As many of you know, our team is comprised of earth-loving, animal-loving vegans. And yes, we love the cuddly cute faces of all creatures on this planet, but with our love of animals set aside – there are a number of environmental reasons we choose to be #VeganForThePlanet.
Here is a quick walkthrough of four ways you can help our Mother Earth by avoiding meat, and how you can integrate delicious eco-friendly foods into your diet:
Going vegan would be a major step towards ending world hunger
It takes food to make food. A baffling 7/10 crops planted each year are used solely to feed livestock. By cutting out the livestock, this vast amount of food could go directly and affordably to starving people who need it the most.
More vegetarianism would result in a drastic cut to air pollution
When you take into account the transportation and storage of both alive and dead animals for consumption, the meat industry directly contributes to a whopping 18% of greenhouse gas emissions. Adding on top of this the amount of methane produced by animal excrement, researchers at the Loma Linda University of California have concluded vegans have a 41.7% smaller carbon footprint than meat eaters.
Veganism provides more accessible clean water
To create just one kilo of beef, 15,000 liters of water is required. To put that in perspective, doctors recommend the average person drink 2 liters of water daily. So removing one kilo of beef supplies us with enough drinkable water for a person for just over twenty and a half years. This amount is incredible, and could greatly help those without drinking water across the globe.
Animal agriculture causes deforestation

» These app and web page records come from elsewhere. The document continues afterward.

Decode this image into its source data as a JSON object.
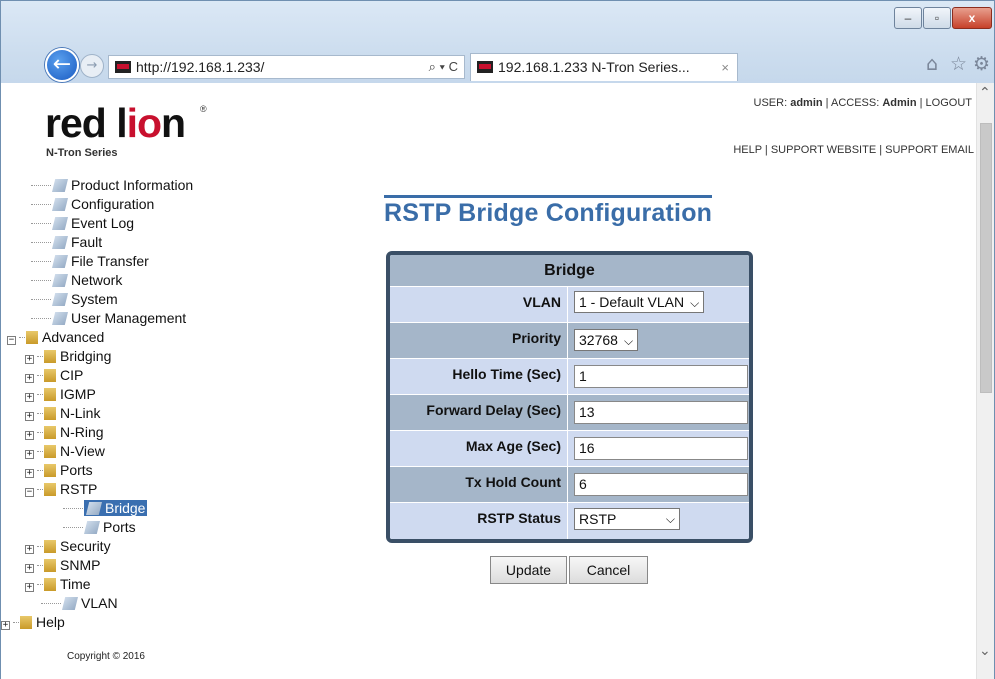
{
  "browser": {
    "url": "http://192.168.1.233/",
    "tab_title": "192.168.1.233 N-Tron Series...",
    "tab_close": "×",
    "search_refresh": "⌕ ▾ C",
    "win_min": "–",
    "win_max": "▫",
    "win_close": "x",
    "home_icon": "⌂",
    "star_icon": "☆",
    "gear_icon": "⚙"
  },
  "header": {
    "logo_text_pre": "red l",
    "logo_text_o": "io",
    "logo_text_post": "n",
    "logo_reg": "®",
    "logo_sub": "N-Tron Series",
    "user_prefix": "USER: ",
    "user": "admin",
    "access_prefix": " | ACCESS: ",
    "access": "Admin",
    "logout": " | LOGOUT",
    "help_links": "HELP | SUPPORT WEBSITE | SUPPORT EMAIL"
  },
  "tree": {
    "product_information": "Product Information",
    "configuration": "Configuration",
    "event_log": "Event Log",
    "fault": "Fault",
    "file_transfer": "File Transfer",
    "network": "Network",
    "system": "System",
    "user_management": "User Management",
    "advanced": "Advanced",
    "bridging": "Bridging",
    "cip": "CIP",
    "igmp": "IGMP",
    "nlink": "N-Link",
    "nring": "N-Ring",
    "nview": "N-View",
    "ports": "Ports",
    "rstp": "RSTP",
    "rstp_bridge": "Bridge",
    "rstp_ports": "Ports",
    "security": "Security",
    "snmp": "SNMP",
    "time": "Time",
    "vlan": "VLAN",
    "help": "Help",
    "copyright": "Copyright © 2016"
  },
  "main": {
    "title": "RSTP Bridge Configuration",
    "table_header": "Bridge",
    "vlan_label": "VLAN",
    "vlan_value": "1 - Default VLAN",
    "priority_label": "Priority",
    "priority_value": "32768",
    "hello_label": "Hello Time (Sec)",
    "hello_value": "1",
    "fwd_label": "Forward Delay (Sec)",
    "fwd_value": "13",
    "maxage_label": "Max Age (Sec)",
    "maxage_value": "16",
    "txhold_label": "Tx Hold Count",
    "txhold_value": "6",
    "status_label": "RSTP Status",
    "status_value": "RSTP",
    "update": "Update",
    "cancel": "Cancel"
  }
}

The Wageningen University and Research Center and numerous environmental organizations have shown that agriculture drives around 80% of deforestation worldwide. Farmers clear cut forests to make space for crops or grazing livestock. Sustaining the livestock bred for food requires huge amounts of plant based feed which requires even more land that should really be forest producing oxygen to sustain the balance of our natural ecosystems.